MOBILE, Ala. -- It's been noticed by just about everyone except what we call the "liberal establishment" that of the eight Senate seats now up for grabs, four are in the South -- Arkansas, Kentucky, Louisiana and North Carolina. H. Brandt (Brandy) Ayers, the publisher of The Anniston Star in Alabama, has certainly noticed the neglect. And boy, is he frustrated.
Ayers is both a staunch liberal and Southern to the core.

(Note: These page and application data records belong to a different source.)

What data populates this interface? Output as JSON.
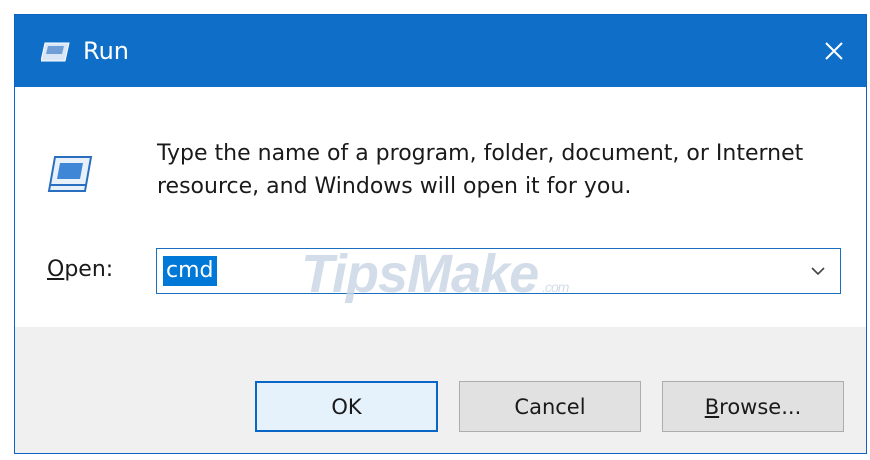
{
  "window": {
    "title": "Run",
    "icon": "run-app-icon",
    "close_icon": "close-icon"
  },
  "body": {
    "description": "Type the name of a program, folder, document, or Internet resource, and Windows will open it for you.",
    "icon": "run-program-icon",
    "open_label_accel": "O",
    "open_label_rest": "pen:",
    "input_value": "cmd",
    "dropdown_icon": "chevron-down-icon"
  },
  "watermark": {
    "brand": "TipsMake",
    "suffix": ".com"
  },
  "buttons": {
    "ok": "OK",
    "cancel": "Cancel",
    "browse_accel": "B",
    "browse_rest": "rowse..."
  },
  "colors": {
    "titlebar": "#0f6fc8",
    "selection": "#0078d7",
    "footer": "#f0f0f0",
    "default_button_border": "#0a66c6"
  }
}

If the Democratic Party wants to establish a healthy dialogue in the Southern states, he told me, it has to first say, "We like you." Liberals can't just sigh at the troublesome region's sharp move right and say, "That's a Southern thing."
President Obama's speech at the United Nations last week was "an important turning point in American foreign policy -- and in his presidency." That's the verdict of Brookings Institution scholar and former Clinton White House aide William Galston, a Democrat who has not been an unqualified admirer of this Democratic president's foreign policy.

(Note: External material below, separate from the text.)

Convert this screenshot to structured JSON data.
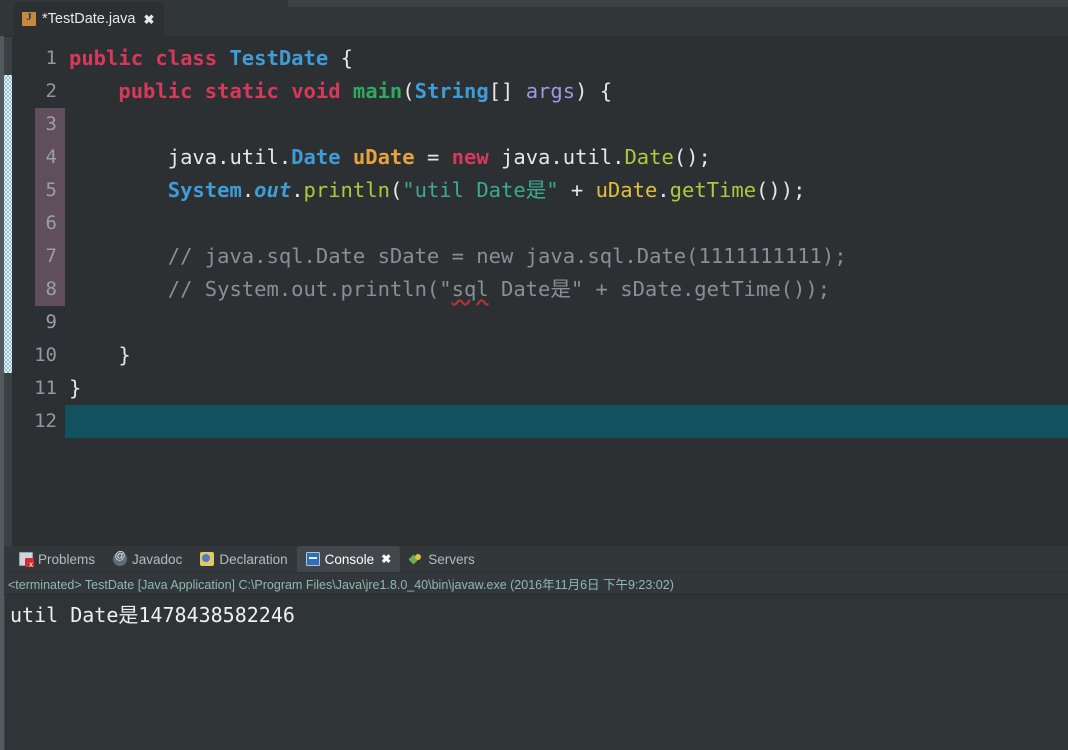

Whether Obama's decision to launch air strikes against the Islamic State of Iraq and Syria and Khorasan terrorists is a turning point, it was at least a move in the direction of a tradition in American foreign policy that has been conspicuously lacking in his administration.
Last week, the voters of Scotland, in a heavy turnout and from age 16 up, decided not to disunite what has been arguably one of the most successful and beneficial nations over the last 307 years, the necessarily clunkily named United Kingdom of Great Britain and Northern Ireland.

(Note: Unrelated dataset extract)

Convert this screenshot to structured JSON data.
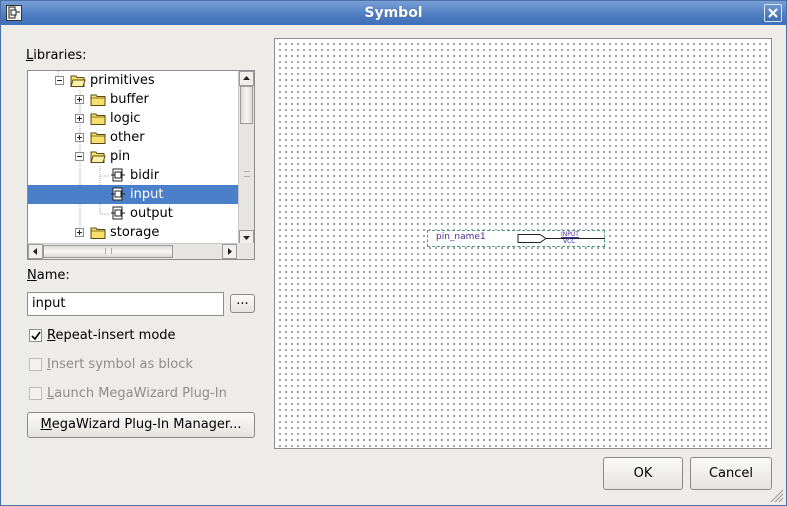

It was a relatively close-run thing: 45 percent voted for an independent Scotland, just 383,000 fewer than voted for Scotland to remain part of the now-not-necessary-to-be-renamed UK.
It shouldn't be this way, but the well-to-do tend to dominate public conversations in this country. The result has been a national preoccupation with the comfort, safety and psychological health of children like theirs -- that is, children who go to college.
Thus, the students' problems get customized attention. Government asks: How can we protect women on campus from sexual assault? How can we stop students who drink too much or are "underage"?
It's hard to believe that sexual predators roam more freely at the dorms than in society at large. Or that there's more drunkenness around student hangouts than at working-class bars
The national numbers indicate that Republicans should be on the verge of big House gains. But a district-by-district analysis suggests a different story.
As the Republican right's fear swells in advance of Hillary Clinton's anticipated presidential campaign, conservatives' feverish smears increasingly resemble the desperate gambits of a certain Wile E. Coyote. The latest episode in their cartoonish crusade appeared in The Washington Free Beacon, which headlined "The Hillary Letters" the other day with an ominous subhead: "Hillary Clinton, Saul Alinsky correspondence revealed."
Democrats often call themselves "pro-choice." Republicans defend "freedom." Unfortunately, neither party really believes in letting individuals do what we want.
When Democrats say they are "pro-choice," they are talking about abortion. Some act as if a right to legal abortion is the most important freedom in America.
The low point of the Obamacare debate -- and there was much probing of the floor -- had to be the "death panel" charge. It was the creepiest in a volley of lies aimed at killing health care reform.
What was the fuss about? A proposal to pay doctors for time spent talking to patients about the kind of care they wanted in their last days. Such conversations would be entirely voluntary.
What should we do about immigration policy? It's a question many are asking, and some useful perspective comes from an article in Foreign Affairs by British-born, California-based historian Gregory Clark, unhelpfully titled, "The American Dream Is an Illusion."
If the latest polls are accurate, most voters believe that Republican politicians deserve greater trust on matters of national security. At a moment when Americans feel threatened by rising terrorist movements and authoritarian regimes, that finding is politically salient -- and proves that amnesia is the most durable affliction of our democracy.